Heritage language maintenance is a complex process that depends on language knowledge and use, attitudes, linguistic and cultural identities as well as speakers age, length of residence in the host country, size of the minority/immigrant community and settlement patterns (Tannenbaum and Berkovich 2005; Muñoz 2010; McGroarty 2012; McCabe 2016) but mainly on transnational families themselves, their well-being, emotional atmosphere, family language policy and language management strategies (Pavlenko 2004). The attitudes are formed by the wider society and NOT without school or institutional support; only strong efforts of the parents can prevent minority language loss (Kulyk 2015). Thus socio-cultural contexts and parental attitudes should be taken into consideration (Song 2016). If multilingualism and multiculturalism is promoted in school settings, this can support the HL of migrant children and at the same time help them to adapt to a new environment culture and language and have successful academic development (García 2003; Li 2006; Caldas 2008). Otherwise lack of sufficient input to HL can lead to incomplete acquisition partial or complete language attrition (Li 2006; Pavlenko 2010; Pavlenko and Malt 2011; Svizeva 2018). In our talk, we will address the problem of maintenance and revitalization of Russian as a HL in three countries: Finland, Sweden and Cyprus.
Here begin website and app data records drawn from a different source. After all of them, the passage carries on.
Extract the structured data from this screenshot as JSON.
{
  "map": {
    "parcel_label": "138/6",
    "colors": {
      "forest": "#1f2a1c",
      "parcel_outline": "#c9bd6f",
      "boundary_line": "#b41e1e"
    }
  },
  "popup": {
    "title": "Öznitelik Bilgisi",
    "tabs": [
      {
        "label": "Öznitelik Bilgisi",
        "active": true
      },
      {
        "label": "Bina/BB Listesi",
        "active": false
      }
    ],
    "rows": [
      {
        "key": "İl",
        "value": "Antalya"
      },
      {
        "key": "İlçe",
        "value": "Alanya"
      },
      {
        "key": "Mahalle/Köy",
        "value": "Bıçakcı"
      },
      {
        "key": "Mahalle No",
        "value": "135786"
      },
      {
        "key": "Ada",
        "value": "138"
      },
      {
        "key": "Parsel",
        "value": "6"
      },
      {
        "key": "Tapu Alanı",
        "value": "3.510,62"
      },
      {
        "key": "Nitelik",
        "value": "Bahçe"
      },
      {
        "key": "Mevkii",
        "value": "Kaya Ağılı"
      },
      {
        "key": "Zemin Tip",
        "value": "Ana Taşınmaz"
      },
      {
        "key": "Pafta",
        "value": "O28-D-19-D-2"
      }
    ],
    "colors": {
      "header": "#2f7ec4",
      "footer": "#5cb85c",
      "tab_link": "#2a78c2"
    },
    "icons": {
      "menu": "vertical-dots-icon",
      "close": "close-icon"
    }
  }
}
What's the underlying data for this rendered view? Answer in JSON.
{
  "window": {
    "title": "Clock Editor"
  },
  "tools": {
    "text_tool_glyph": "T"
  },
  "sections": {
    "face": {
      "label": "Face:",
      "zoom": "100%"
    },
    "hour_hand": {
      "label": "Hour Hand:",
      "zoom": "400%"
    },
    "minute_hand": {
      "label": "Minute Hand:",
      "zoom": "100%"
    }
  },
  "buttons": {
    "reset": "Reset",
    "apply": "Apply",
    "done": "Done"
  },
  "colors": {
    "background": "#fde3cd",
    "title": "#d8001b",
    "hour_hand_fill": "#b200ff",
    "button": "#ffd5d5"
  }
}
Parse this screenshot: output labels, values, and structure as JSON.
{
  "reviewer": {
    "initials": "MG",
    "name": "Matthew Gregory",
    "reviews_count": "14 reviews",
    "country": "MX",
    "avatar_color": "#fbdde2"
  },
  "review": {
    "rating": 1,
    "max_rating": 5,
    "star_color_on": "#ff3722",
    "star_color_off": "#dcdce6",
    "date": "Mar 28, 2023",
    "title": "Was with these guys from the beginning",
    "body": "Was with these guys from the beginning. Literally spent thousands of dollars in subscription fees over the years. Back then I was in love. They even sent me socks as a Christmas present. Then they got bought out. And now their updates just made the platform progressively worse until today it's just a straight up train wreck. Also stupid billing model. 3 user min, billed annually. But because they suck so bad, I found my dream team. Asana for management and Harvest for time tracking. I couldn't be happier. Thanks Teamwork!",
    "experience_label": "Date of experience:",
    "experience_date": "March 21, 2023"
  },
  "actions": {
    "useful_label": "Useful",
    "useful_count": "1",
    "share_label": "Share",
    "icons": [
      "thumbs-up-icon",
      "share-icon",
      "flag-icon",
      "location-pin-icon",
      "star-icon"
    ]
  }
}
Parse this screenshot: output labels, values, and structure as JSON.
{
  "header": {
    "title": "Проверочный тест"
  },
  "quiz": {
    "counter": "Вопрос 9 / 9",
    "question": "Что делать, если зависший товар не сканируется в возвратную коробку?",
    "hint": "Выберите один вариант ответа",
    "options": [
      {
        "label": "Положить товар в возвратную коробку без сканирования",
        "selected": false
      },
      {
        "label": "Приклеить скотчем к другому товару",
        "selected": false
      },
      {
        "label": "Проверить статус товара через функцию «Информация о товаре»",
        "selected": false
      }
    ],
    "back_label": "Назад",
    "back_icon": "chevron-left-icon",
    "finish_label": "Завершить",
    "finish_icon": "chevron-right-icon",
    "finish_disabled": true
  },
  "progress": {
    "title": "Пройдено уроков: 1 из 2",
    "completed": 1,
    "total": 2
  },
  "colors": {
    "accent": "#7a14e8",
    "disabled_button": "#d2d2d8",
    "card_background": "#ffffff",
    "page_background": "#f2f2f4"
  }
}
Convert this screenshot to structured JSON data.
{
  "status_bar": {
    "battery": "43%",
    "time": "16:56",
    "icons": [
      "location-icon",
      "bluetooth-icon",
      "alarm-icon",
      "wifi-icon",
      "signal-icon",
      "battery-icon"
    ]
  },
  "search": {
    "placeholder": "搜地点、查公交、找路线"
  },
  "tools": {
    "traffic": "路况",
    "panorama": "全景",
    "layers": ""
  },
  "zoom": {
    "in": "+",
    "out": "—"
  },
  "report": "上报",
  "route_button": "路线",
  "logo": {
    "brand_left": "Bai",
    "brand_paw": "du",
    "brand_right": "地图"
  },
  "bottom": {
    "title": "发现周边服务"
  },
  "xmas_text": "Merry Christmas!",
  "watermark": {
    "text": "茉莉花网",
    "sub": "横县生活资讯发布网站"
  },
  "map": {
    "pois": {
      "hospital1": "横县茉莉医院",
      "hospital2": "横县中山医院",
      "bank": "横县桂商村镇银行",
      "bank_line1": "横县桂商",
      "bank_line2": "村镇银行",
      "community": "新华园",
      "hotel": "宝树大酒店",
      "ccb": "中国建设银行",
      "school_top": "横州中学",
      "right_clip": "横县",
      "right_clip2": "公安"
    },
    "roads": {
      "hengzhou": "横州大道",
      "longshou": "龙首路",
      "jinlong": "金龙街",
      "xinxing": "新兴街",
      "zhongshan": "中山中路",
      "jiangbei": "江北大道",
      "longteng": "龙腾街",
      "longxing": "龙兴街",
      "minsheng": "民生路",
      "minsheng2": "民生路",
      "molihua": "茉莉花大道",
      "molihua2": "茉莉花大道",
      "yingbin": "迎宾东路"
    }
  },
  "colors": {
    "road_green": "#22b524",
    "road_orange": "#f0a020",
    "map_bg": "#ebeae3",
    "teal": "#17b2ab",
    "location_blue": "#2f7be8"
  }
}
This issue has been researched from a sociolinguistic perspective. We focus on the aspects of sociocultural context in analyzing the language situation and practices in the linguistic and education communities as well as in indigenous communities. In Finland, Russian-speaking population is the third largest community after the Finns and the Swedes. There are about 80000 Russian-speaking people in Finland, which is over one percent of the total population. Russian occupies the first place in the list of non-state languages of the country (Nenonen 2019: 207). There are 29000 Russian speaking people in Sweden (Parkval 2015: 276). This population includes people of different nationalities who use Russian as their language of communication on everyday basis. Russian community in Cyprus is the largest foreign group in Cyprus (Karpava 2015; Karpava et al. 2018). Russian has become a new lingua franca in Cyprus (Eracleous 2015) in addition to English which is widely spread and used for communication throughout the island (Terkourafi 2007; Schneider 2003 2007; Buschfeld 2013).The main need of heritage speakers/learners of Russian is the maintenance and revitalization of the language. By conducting semi-structured narrative interviews with 20 families in each country (60 in total) we provide an in-depth participant perspective and describe how the linguistic and education communities support heritage Russian speakers in different educational establishments: (1) early childhood education and care (2) pre-primary education (3) nine-year basic education (comprehensive school) (4) upper secondary education and (5) higher education provided by universities and universities of applied sciences. We will be able to discuss intermediary findings on similarity and differences in practices of three countries.

View slides here.

Published: Thursday, April 22, 2021